Small white dog lies on grass facing up with ears above head. Dog's eyes are closed and mouth looks to be smiling.

Paws for stress relief: How pets can help your health

Look into your pet’s eyes gazing at you with unconditional devotion. Feel your body relax and your mind calm as your hand glides over soft, warm fur. Sense your tensions give way to invigoration with every movement and breath as you play with a four-legged companion.

Researchers can explain that “ahhh” feeling that millions of Americans experience with companion and therapy animals. Interaction with pets releases oxytocin, a calming feel-good hormone that helps us bond with babies and loved ones. That leads to lower levels of the stress hormones adrenaline and cortisol in our systems. The effects on our nervous and cardiovascular systems can have profound health benefits.

Stress and your heart

“Increased amounts of stress raise cortisol levels,” says Danny Le, DO, FACC, cardiologist on the medical staff at Methodist Mansfield Medical Center. “That in turn increases blood pressure and bad cholesterol, which then leads to increasing your risk for or worsening cardiovascular disease.”

Pressure from work as well as financial and health concerns top the causes of stress in the U.S. Seventy-seven percent of people surveyed reported feeling physical symptoms caused by stress.

The American Heart Association (AHA) continues to research the link between stress and cardiovascular disease, the leading cause of death in the U.S. They see a critical need for

novel strategies and interventions to reduce risk and mortality. Pets have caught their attention.

The power of pets

A panel of AHA experts weighed all the available evidence on the health benefits of pet ownership. Multiple studies demonstrated that pet owners, particularly dog owners, enjoy many health benefits:

  • Increased physical activity
  • Lower cholesterol and triglyceride levels
  • Lower systemic blood pressure
  • Better responses to stress
  • Improved survival rates after a heart attack.

“Most of that is related to an increase in physical activity,” Dr. Le says. “For overall cardiovascular health, the AHA recommends 30 minutes of moderate-intensity aerobic activity, like a brisk walk, five days a week. Walking your dog is an easy way to make that happen.”

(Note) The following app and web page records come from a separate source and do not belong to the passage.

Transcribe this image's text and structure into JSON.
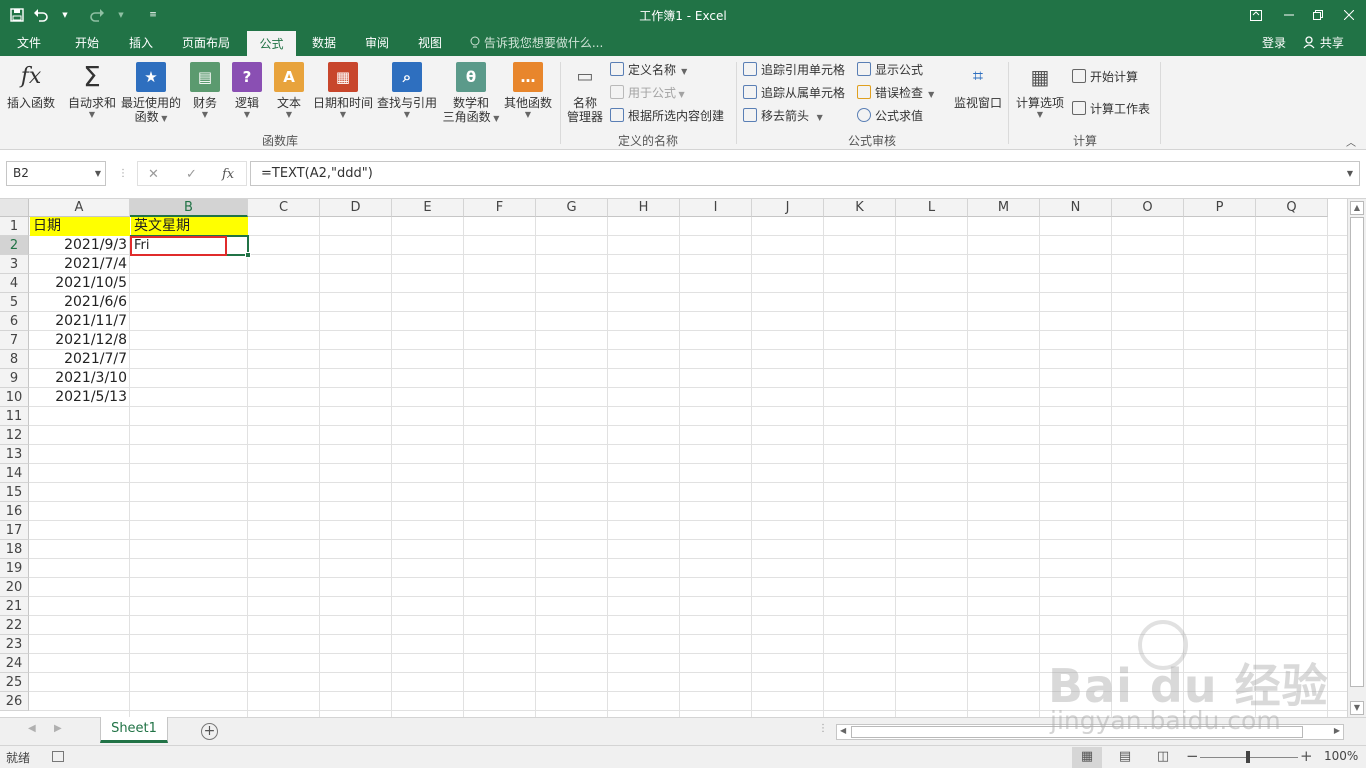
{
  "window": {
    "title": "工作簿1 - Excel",
    "qat": {
      "save_icon": "save-icon",
      "undo_icon": "undo-icon",
      "redo_icon": "redo-icon",
      "customize_icon": "customize-qat-icon"
    },
    "controls": [
      "ribbon-display-icon",
      "minimize-icon",
      "restore-icon",
      "close-icon"
    ]
  },
  "tabs": {
    "items": [
      "文件",
      "开始",
      "插入",
      "页面布局",
      "公式",
      "数据",
      "审阅",
      "视图"
    ],
    "active": "公式",
    "tell_me": "告诉我您想要做什么...",
    "login": "登录",
    "share": "共享"
  },
  "ribbon": {
    "function_library": {
      "label": "函数库",
      "insert_function": "插入函数",
      "autosum": "自动求和",
      "recent_1": "最近使用的",
      "recent_2": "函数",
      "financial": "财务",
      "logical": "逻辑",
      "text": "文本",
      "date_time": "日期和时间",
      "lookup": "查找与引用",
      "math_1": "数学和",
      "math_2": "三角函数",
      "more": "其他函数"
    },
    "defined_names": {
      "label": "定义的名称",
      "name_manager_1": "名称",
      "name_manager_2": "管理器",
      "define_name": "定义名称",
      "use_in_formula": "用于公式",
      "create_from_selection": "根据所选内容创建"
    },
    "formula_auditing": {
      "label": "公式审核",
      "trace_precedents": "追踪引用单元格",
      "trace_dependents": "追踪从属单元格",
      "remove_arrows": "移去箭头",
      "show_formulas": "显示公式",
      "error_checking": "错误检查",
      "evaluate_formula": "公式求值",
      "watch_window": "监视窗口"
    },
    "calculation": {
      "label": "计算",
      "options": "计算选项",
      "calc_now": "开始计算",
      "calc_sheet": "计算工作表"
    }
  },
  "formula_bar": {
    "name_box": "B2",
    "formula": "=TEXT(A2,\"ddd\")"
  },
  "grid": {
    "columns": [
      "A",
      "B",
      "C",
      "D",
      "E",
      "F",
      "G",
      "H",
      "I",
      "J",
      "K",
      "L",
      "M",
      "N",
      "O",
      "P",
      "Q"
    ],
    "selected_column": "B",
    "rows": [
      "1",
      "2",
      "3",
      "4",
      "5",
      "6",
      "7",
      "8",
      "9",
      "10",
      "11",
      "12",
      "13",
      "14",
      "15",
      "16",
      "17",
      "18",
      "19",
      "20",
      "21",
      "22",
      "23",
      "24",
      "25",
      "26"
    ],
    "selected_row": "2",
    "header_a": "日期",
    "header_b": "英文星期",
    "dates": [
      "2021/9/3",
      "2021/7/4",
      "2021/10/5",
      "2021/6/6",
      "2021/11/7",
      "2021/12/8",
      "2021/7/7",
      "2021/3/10",
      "2021/5/13"
    ],
    "b2_value": "Fri",
    "header_fill": "#ffff00",
    "highlight_color": "#e02b2b"
  },
  "sheets": {
    "tabs": [
      "Sheet1"
    ],
    "active": "Sheet1"
  },
  "statusbar": {
    "ready": "就绪",
    "zoom": "100%"
  },
  "watermark": {
    "brand": "Bai du 经验",
    "url": "jingyan.baidu.com"
  },
  "colors": {
    "accent": "#217346"
  }
}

While the AHA’s statement concluded that dog ownership especially is associated with decreased cardiovascular disease risk, the health benefits don’t stop with dogs. Several studies also showed stress-reducing benefits with less conventional pets, such as goats, fish, snakes, and even “virtual” animals in video recordings. Maybe that explains the popularity of cat videos on the internet!

Did you know?

Four Methodist hospitals have pet therapy programs. To learn how to have your pet trained for these programs, contact:

Methodist Charlton: 214-947-7676

Methodist Dallas: Heart of Texas Therapy Dogs, hotthdogs.org

Methodist Mansfield: 682-242-7301

Methodist Richardson: 469-204-1175.

Get a behind-the-scenes look at Methodist Health System’s pet therapy programs.

 

 

 

Generic selectors
Exact matches only
Search in title
Search in content
Search in posts
Search in pages
Filter by Categories
Allergies
Bone and Joint
Brain and Spine
Cancer
Cold and Flu
Diabetes
Digestive
Eat
Emergency Room
Enrich
Family
Fitness
Healthy Aging
Heart
Learn
Live
Men's Health
Mission to Medicine
Nutrition
Prevention
Recipes
Sleep
Technology
Transplant
Travel
Weight Management
Women's Health